Record set START

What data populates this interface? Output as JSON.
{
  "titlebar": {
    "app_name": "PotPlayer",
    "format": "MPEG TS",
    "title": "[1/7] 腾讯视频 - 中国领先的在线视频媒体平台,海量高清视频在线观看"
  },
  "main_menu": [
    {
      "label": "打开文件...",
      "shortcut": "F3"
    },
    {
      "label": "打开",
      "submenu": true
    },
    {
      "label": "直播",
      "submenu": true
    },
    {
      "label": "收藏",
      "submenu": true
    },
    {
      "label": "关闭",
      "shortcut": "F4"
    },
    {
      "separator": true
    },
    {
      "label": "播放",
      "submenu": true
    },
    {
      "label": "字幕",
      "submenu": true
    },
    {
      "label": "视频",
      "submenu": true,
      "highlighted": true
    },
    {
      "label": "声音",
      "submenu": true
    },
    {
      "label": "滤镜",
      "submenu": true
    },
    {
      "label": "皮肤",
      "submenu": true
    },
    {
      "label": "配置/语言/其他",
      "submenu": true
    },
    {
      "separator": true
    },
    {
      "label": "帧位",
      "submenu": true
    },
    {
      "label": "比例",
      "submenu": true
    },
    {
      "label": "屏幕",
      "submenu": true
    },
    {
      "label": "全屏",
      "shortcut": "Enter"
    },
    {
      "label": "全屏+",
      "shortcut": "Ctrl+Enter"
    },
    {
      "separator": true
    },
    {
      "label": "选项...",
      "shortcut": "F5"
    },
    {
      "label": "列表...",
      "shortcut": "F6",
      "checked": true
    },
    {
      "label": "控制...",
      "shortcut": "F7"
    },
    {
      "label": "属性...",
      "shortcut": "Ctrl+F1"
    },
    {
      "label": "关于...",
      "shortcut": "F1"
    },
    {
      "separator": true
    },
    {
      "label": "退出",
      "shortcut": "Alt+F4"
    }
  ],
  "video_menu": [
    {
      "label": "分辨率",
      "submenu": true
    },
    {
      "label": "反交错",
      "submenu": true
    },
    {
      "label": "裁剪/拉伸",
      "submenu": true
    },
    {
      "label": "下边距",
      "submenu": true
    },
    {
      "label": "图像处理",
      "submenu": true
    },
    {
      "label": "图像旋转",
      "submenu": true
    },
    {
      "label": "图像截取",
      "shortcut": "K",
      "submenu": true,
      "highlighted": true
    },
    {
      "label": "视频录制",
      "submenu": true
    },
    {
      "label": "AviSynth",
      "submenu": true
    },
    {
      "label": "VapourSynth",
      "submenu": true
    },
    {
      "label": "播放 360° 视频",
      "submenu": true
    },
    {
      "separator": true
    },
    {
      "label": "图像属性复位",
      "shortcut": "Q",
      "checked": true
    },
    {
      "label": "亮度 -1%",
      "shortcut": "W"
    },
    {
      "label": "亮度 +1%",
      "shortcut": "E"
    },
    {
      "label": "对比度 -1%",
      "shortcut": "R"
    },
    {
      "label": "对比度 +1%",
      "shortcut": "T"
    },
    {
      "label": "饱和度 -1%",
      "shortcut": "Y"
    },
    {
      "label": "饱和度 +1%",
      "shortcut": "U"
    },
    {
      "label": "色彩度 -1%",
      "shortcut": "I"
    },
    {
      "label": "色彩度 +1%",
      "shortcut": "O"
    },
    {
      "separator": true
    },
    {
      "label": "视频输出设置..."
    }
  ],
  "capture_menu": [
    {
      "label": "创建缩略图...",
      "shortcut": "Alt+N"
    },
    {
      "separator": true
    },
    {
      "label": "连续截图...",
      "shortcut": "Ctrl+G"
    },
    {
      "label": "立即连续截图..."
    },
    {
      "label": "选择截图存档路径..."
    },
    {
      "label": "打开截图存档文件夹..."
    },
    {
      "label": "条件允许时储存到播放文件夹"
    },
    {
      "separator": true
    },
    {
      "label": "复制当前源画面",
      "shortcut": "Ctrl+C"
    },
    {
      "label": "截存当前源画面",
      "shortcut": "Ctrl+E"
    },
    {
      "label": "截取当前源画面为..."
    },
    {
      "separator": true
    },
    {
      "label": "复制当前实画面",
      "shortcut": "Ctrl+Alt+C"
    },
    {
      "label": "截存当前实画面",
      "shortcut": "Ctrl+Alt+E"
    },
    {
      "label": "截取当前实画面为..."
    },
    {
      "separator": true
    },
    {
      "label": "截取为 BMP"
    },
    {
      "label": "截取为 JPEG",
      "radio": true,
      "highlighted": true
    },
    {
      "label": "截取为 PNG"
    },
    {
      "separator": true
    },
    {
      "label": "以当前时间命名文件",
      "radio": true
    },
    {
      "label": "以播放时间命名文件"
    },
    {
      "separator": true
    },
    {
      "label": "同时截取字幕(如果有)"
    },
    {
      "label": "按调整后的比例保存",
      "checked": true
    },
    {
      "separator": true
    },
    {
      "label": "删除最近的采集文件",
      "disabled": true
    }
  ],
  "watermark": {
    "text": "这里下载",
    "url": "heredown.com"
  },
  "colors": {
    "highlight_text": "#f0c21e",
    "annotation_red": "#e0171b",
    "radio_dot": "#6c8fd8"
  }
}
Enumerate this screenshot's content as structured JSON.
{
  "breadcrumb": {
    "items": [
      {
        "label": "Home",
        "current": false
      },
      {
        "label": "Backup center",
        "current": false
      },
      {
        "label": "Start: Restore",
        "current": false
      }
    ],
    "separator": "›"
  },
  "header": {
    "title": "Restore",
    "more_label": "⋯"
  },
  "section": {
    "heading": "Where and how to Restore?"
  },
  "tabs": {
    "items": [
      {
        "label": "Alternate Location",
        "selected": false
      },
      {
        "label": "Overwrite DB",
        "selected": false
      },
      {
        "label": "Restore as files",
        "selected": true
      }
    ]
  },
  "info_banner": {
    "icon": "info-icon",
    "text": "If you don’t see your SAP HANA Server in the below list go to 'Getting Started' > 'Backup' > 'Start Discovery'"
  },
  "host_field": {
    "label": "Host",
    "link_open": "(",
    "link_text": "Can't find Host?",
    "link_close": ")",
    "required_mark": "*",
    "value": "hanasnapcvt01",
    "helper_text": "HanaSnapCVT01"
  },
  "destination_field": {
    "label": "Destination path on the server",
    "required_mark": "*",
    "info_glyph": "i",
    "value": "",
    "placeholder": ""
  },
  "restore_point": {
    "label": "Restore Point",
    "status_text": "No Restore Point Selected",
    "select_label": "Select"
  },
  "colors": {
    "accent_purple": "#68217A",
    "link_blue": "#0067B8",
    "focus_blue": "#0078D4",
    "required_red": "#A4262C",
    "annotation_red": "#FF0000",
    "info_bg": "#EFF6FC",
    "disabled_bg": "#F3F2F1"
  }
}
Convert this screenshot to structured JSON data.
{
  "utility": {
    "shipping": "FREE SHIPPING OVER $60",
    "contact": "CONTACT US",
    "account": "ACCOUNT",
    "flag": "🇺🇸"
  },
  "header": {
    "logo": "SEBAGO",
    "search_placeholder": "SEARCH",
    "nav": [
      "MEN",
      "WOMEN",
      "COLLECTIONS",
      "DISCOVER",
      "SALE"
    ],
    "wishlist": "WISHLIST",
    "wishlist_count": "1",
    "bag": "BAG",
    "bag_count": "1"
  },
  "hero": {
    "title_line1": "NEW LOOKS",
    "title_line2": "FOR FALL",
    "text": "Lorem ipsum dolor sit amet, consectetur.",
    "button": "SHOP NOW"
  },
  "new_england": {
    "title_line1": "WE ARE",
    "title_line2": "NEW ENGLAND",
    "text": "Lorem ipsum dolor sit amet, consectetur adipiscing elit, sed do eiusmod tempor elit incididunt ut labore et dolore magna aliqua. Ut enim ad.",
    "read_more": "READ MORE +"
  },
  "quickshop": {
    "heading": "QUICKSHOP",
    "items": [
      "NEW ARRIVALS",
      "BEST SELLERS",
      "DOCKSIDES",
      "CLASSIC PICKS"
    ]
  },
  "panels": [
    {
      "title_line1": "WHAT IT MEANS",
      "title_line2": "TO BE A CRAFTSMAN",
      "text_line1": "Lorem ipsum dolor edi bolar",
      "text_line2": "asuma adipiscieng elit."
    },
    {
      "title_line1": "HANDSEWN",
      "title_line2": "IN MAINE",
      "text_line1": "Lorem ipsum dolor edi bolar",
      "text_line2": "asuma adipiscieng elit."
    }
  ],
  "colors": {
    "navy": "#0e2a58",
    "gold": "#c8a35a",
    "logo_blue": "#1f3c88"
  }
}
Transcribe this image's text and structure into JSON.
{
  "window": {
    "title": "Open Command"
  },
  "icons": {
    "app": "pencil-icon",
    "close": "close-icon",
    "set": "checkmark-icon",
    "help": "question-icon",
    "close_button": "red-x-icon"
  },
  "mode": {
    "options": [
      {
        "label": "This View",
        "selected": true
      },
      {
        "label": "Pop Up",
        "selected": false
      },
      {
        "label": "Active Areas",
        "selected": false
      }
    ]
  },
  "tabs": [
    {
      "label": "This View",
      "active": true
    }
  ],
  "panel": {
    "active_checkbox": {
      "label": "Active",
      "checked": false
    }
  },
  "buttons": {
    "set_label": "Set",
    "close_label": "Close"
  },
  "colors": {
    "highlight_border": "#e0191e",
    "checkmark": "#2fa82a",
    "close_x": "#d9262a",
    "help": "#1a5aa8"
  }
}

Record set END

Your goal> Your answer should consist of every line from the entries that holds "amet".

Answer to the exercise>
    "text": "Lorem ipsum dolor sit amet, consectetur.",
    "text": "Lorem ipsum dolor sit amet, consectetur adipiscing elit, sed do eiusmod tempor elit incididunt ut labore et dolore magna aliqua. Ut enim ad.",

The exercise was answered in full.